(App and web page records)
════════════════
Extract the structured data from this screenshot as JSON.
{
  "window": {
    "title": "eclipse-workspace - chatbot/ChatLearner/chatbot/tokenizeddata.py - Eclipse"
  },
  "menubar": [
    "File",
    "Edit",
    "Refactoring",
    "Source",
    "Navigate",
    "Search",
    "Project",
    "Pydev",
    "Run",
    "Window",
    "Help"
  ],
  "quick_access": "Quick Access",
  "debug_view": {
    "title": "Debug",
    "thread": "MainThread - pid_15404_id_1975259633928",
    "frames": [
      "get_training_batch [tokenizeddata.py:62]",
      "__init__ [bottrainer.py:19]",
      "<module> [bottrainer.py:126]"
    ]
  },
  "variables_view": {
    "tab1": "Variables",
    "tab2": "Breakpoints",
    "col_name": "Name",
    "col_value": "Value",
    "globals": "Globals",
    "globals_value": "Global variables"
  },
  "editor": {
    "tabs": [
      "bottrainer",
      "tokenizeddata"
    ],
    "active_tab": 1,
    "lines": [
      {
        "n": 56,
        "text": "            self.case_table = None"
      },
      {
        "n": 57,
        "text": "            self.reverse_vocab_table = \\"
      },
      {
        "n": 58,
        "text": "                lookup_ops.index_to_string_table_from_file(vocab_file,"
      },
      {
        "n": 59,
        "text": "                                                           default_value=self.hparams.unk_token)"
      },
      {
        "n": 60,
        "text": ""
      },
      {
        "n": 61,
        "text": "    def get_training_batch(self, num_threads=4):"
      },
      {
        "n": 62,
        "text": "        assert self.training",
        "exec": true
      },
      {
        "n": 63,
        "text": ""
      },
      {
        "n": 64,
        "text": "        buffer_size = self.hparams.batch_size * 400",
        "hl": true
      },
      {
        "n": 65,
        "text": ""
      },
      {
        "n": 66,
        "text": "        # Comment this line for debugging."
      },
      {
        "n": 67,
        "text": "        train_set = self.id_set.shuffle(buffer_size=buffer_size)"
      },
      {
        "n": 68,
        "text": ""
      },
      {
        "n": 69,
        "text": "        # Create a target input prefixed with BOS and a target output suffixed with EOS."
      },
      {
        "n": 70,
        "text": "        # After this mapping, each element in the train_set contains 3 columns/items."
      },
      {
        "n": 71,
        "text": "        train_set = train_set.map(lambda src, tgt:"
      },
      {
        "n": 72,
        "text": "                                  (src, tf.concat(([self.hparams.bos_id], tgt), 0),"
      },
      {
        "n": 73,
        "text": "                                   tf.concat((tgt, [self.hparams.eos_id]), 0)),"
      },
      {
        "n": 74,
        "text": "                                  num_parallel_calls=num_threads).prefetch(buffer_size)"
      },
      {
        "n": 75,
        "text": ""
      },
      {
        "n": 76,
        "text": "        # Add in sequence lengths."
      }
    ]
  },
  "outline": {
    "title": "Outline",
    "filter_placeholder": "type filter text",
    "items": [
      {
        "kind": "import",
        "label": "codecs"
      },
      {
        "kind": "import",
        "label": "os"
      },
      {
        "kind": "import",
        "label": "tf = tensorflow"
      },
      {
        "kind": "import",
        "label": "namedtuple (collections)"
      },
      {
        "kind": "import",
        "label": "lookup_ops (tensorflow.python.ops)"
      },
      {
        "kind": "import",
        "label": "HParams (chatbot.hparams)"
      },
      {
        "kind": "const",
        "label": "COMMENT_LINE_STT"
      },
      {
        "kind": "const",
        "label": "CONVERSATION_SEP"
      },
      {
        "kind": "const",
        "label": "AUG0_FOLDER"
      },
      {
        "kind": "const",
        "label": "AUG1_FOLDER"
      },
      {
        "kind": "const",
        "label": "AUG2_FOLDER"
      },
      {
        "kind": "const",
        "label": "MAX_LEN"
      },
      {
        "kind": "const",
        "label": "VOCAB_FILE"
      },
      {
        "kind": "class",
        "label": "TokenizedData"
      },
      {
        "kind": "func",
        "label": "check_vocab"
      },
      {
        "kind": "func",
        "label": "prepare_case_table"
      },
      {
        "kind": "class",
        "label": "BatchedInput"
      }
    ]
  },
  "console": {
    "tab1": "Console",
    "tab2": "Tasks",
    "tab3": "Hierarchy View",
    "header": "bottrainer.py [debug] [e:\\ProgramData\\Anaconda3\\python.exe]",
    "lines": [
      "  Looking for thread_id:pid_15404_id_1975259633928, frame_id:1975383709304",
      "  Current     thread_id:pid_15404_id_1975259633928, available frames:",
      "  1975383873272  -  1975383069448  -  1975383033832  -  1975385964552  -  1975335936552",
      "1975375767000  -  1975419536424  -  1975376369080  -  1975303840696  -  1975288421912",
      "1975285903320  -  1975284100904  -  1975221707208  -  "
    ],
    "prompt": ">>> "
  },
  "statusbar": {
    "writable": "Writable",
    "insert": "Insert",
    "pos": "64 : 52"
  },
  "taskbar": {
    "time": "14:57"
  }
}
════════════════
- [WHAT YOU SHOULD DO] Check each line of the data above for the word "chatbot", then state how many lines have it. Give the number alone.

- [REPLY TO THE EXERCISE] 2